(Dataset rows describing interfaces)
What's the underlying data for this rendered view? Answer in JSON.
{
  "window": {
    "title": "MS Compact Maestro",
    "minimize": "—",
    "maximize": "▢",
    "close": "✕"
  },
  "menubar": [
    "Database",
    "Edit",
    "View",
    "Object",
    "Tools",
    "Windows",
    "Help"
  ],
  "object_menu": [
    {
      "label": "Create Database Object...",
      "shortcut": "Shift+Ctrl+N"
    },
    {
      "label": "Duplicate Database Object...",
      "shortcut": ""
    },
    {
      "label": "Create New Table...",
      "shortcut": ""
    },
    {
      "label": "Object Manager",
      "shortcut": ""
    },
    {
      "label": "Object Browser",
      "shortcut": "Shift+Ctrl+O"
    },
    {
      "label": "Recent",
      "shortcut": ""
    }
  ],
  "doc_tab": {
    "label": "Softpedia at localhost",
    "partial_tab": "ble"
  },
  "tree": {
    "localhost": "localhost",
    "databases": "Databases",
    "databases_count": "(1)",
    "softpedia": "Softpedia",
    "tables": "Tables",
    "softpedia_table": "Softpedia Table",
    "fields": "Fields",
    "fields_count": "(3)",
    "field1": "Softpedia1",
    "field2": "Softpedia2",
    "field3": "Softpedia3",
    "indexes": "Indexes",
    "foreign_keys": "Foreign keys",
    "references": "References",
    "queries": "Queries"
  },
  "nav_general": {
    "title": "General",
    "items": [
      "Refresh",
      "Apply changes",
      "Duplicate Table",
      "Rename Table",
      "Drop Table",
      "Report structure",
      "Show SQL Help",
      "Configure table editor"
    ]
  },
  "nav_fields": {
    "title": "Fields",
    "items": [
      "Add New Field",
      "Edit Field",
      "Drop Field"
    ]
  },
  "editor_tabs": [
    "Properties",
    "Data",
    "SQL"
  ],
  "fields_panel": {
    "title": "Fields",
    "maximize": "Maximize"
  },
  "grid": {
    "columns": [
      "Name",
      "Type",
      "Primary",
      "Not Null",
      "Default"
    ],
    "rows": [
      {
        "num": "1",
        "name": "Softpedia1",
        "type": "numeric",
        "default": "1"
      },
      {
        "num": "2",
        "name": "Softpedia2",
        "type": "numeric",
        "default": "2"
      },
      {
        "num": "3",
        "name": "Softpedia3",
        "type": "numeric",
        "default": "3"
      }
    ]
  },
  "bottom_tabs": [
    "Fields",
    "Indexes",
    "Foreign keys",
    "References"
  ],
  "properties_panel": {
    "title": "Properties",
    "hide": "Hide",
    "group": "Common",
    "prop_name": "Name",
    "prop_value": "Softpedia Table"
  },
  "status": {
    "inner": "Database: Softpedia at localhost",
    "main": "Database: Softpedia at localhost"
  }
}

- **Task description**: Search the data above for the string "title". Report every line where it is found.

- **Solution**:
    "title": "MS Compact Maestro",
    "title": "General",
    "title": "Fields",
    "title": "Fields",
    "title": "Properties",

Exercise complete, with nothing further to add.